# YOUR INSTRUCTIONS:
Among the lines below, which ones contain the word "Bateria"? Copy every such line.

### DATA LISTING ###

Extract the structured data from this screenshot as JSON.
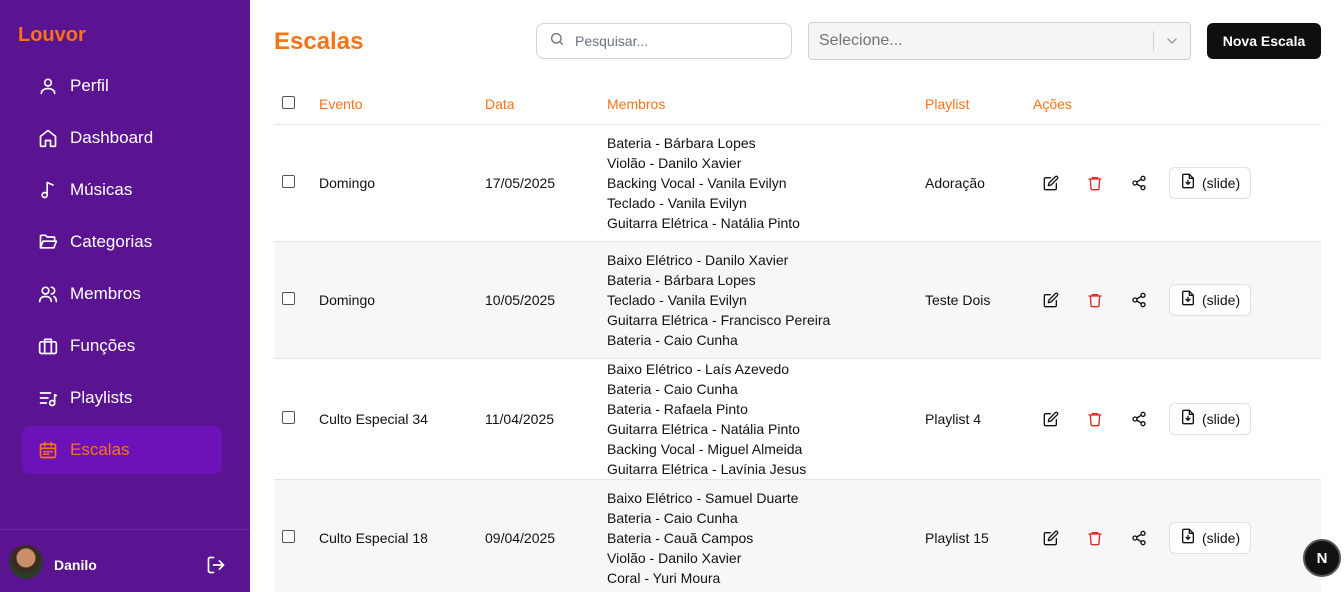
{
  "app": {
    "brand": "Louvor"
  },
  "sidebar": {
    "items": [
      {
        "label": "Perfil",
        "icon": "user-icon"
      },
      {
        "label": "Dashboard",
        "icon": "home-icon"
      },
      {
        "label": "Músicas",
        "icon": "music-note-icon"
      },
      {
        "label": "Categorias",
        "icon": "folder-open-icon"
      },
      {
        "label": "Membros",
        "icon": "users-icon"
      },
      {
        "label": "Funções",
        "icon": "briefcase-icon"
      },
      {
        "label": "Playlists",
        "icon": "list-music-icon"
      },
      {
        "label": "Escalas",
        "icon": "calendar-icon",
        "active": true
      }
    ],
    "user": {
      "name": "Danilo"
    }
  },
  "main": {
    "title": "Escalas",
    "search": {
      "placeholder": "Pesquisar..."
    },
    "select": {
      "value": "Selecione..."
    },
    "new_button": "Nova Escala"
  },
  "table": {
    "headers": {
      "event": "Evento",
      "date": "Data",
      "members": "Membros",
      "playlist": "Playlist",
      "actions": "Ações"
    },
    "slide_label": "(slide)",
    "rows": [
      {
        "event": "Domingo",
        "date": "17/05/2025",
        "members": [
          "Bateria - Bárbara Lopes",
          "Violão - Danilo Xavier",
          "Backing Vocal - Vanila Evilyn",
          "Teclado - Vanila Evilyn",
          "Guitarra Elétrica - Natália Pinto"
        ],
        "playlist": "Adoração"
      },
      {
        "event": "Domingo",
        "date": "10/05/2025",
        "members": [
          "Baixo Elétrico - Danilo Xavier",
          "Bateria - Bárbara Lopes",
          "Teclado - Vanila Evilyn",
          "Guitarra Elétrica - Francisco Pereira",
          "Bateria - Caio Cunha"
        ],
        "playlist": "Teste Dois"
      },
      {
        "event": "Culto Especial 34",
        "date": "11/04/2025",
        "members": [
          "Baixo Elétrico - Laís Azevedo",
          "Bateria - Caio Cunha",
          "Bateria - Rafaela Pinto",
          "Guitarra Elétrica - Natália Pinto",
          "Backing Vocal - Miguel Almeida",
          "Guitarra Elétrica - Lavínia Jesus"
        ],
        "playlist": "Playlist 4"
      },
      {
        "event": "Culto Especial 18",
        "date": "09/04/2025",
        "members": [
          "Baixo Elétrico - Samuel Duarte",
          "Bateria - Caio Cunha",
          "Bateria - Cauã Campos",
          "Violão - Danilo Xavier",
          "Coral - Yuri Moura"
        ],
        "playlist": "Playlist 15"
      }
    ]
  },
  "badge": {
    "letter": "N"
  },
  "colors": {
    "sidebar": "#5b1491",
    "accent": "#f97316",
    "active_item": "#6d12b8",
    "delete": "#dc2626"
  }
}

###

# OUTPUT FOR THIS TASK:
          "Bateria - Bárbara Lopes",
          "Bateria - Bárbara Lopes",
          "Bateria - Caio Cunha"
          "Bateria - Caio Cunha",
          "Bateria - Rafaela Pinto",
          "Bateria - Caio Cunha",
          "Bateria - Cauã Campos",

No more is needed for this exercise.